- On each passenger deck there shall be lit at dusk, and kept
burning till daylight, three safety lamps, and such further number as
shall allow one to be placed at each of the hatchways used by passengers.
- No naked light shall be allowed between the decks or in the
hold at any time or any account.
- The scuttles and stern ports, if any, shall, weather permitting,
be opened at seven o’clock, am., and kept open till ten o’clock, pm.;
and the hatches shall be kept open whenever the weather permits.
- The coppers and cooking utensils shall be cleaned every day,
and the cisterns kept filled with water.
- The beds shall be well shaken and aired on deck, weather permitting,
at least twice a week.
- The bottom boards of the berths, if not fixtures, shall be
removed and dry-scrubbed, and, weather permitting, taken on deck, at
least twice a week.
- Two days in the week shall be appointed by the master as washing
days; but no washing or drying of clothes shall be on any account be
permitted between decks.
- On Sunday mornings the passengers shall be mustered at ten
o’clock, am., and will be expected to appear in clean and decent apparel.
The Lord’s Day shall be observed as religiously as circumstances will
- No spirits or gunpowder shall be taken on board by any passenger;
and if either of those articles be discovered in the possession of a
passenger, it shall be taken into the custody of the master during the
voyage, and not returned to the passenger until he has landed or is
on the point of landing.
- No loose hay or straw shall be allowed below for any purpose.
- No smoking shall be allowed between decks.
- The following kinds of misconduct are hereby strictly prohibited;

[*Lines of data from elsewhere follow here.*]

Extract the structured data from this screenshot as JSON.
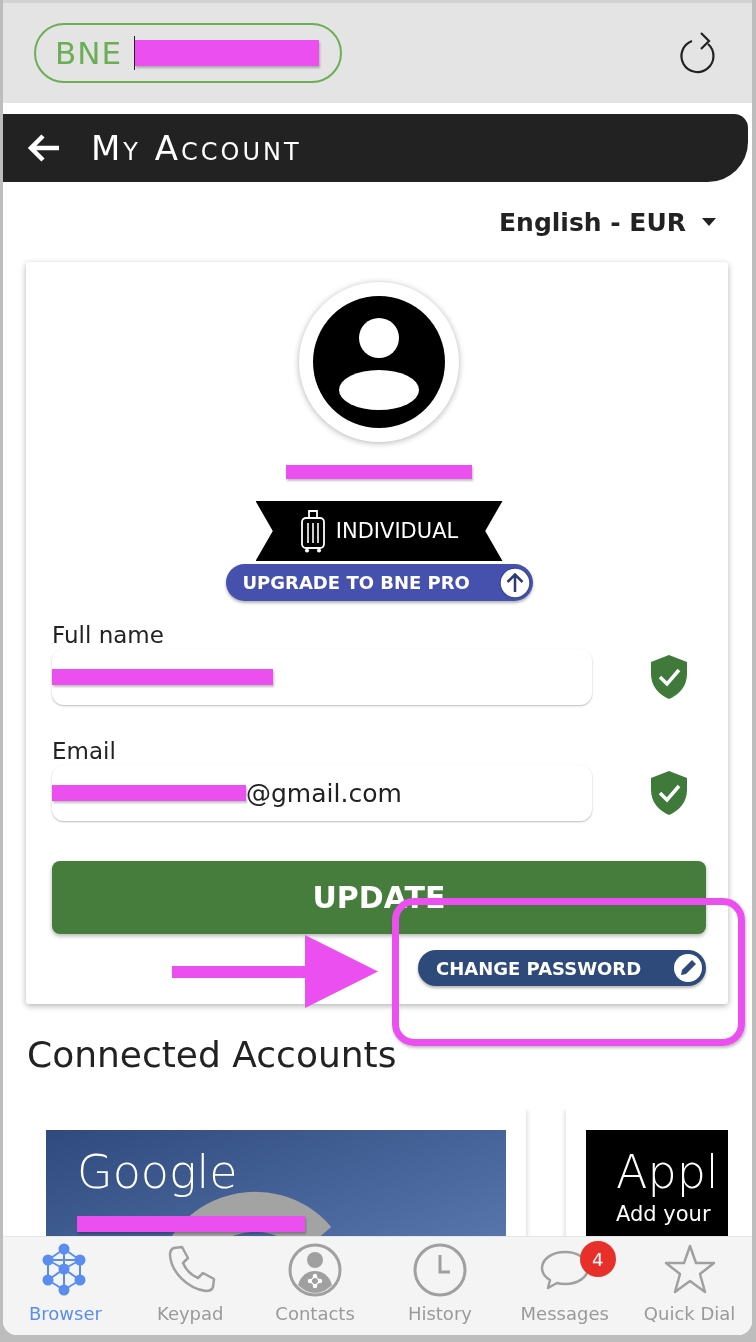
{
  "top_bar": {
    "logo": "BNE",
    "redacted": true
  },
  "header": {
    "title": "My Account"
  },
  "language": {
    "label": "English - EUR"
  },
  "profile": {
    "number_redacted": true,
    "badge": "INDIVIDUAL",
    "upgrade_button": "UPGRADE TO BNE PRO"
  },
  "fields": [
    {
      "label": "Full name",
      "redacted": true,
      "verified": true
    },
    {
      "label": "Email",
      "redacted": true,
      "value": "@gmail.com",
      "verified": true
    }
  ],
  "update_button": "UPDATE",
  "change_password_button": "CHANGE PASSWORD",
  "connected_accounts": {
    "title": "Connected Accounts",
    "accounts": [
      {
        "kind": "google",
        "name": "Google",
        "detail_redacted": true
      },
      {
        "kind": "apple",
        "name": "Appl",
        "subtitle": "Add your"
      }
    ]
  },
  "tab_bar": [
    {
      "kind": "network",
      "label": "Browser",
      "selected": true
    },
    {
      "kind": "phone",
      "label": "Keypad",
      "selected": false
    },
    {
      "kind": "contact",
      "label": "Contacts",
      "selected": false
    },
    {
      "kind": "clock",
      "label": "History",
      "selected": false
    },
    {
      "kind": "chat",
      "label": "Messages",
      "selected": false,
      "badge": "4"
    },
    {
      "kind": "star",
      "label": "Quick Dial",
      "selected": false
    }
  ]
}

that is to say, all immoral or indecent acts or conduct, taking improper
liberties or using improper familiarity with the female passengers,
using blasphemous, obscene, or indecent language, or language
tending to a breach of the peace, swearing, gambling, drunkenness,
fighting, disorderly, riotous, quarrelsome, or insubordinate
conduct, also all deposits of filth or offensive acts of uncleanliness
in the between decks; herein specified shall operate as a bar to any
civil or criminal proceedings which may in the ordinary course of law
be instituted for the same offence by any party aggrieved.
- Fire-arms, swords, and other offensive weapons shall, as soon
as the passengers embark, be placed in the custody of the master.
- No sailors shall be allowed to remain on the passenger deck
among the passengers, except on duty.
- No passenger shall go to the ship’s cookhouse without special
permission from the master, nor remain in the forecastle among the sailors
on any account.
- In vessels not expressly required by the said "Passengers
Act 1855", to have on board such ventilating apparatus as therein
mentioned, such other provision shall be made for ventilation as shall
be required by the Emigration Officer at the port of embarkation, or
in his absence, by the officer of Customs.
- And to prevent all doubts in the construction of this Order
in Council, it is hereby further ordered that the terms "United
Kingdom", "Passenger", "Passenger Ship", "Passenger
Deck", and "Master", shall herein have the same signification
as is assigned to them respectively in the said "Passengers Act,
1855", and unless inconsistent with the context, words of one
number shall import both numbers.
And the most noble the Duke of Newcastle, one of Her Majesty’s Principal
Secretaries of State, is to give the necessary directions herein accordingly.
TheShipsList®™ - (Swiggum) All Rights Reserved - Copyright © 1997-2018
These pages may be freely linked to but not duplicated in any fashion
without written consent of
Last updated: January 21, 2005 and maintained by
and M. Kohli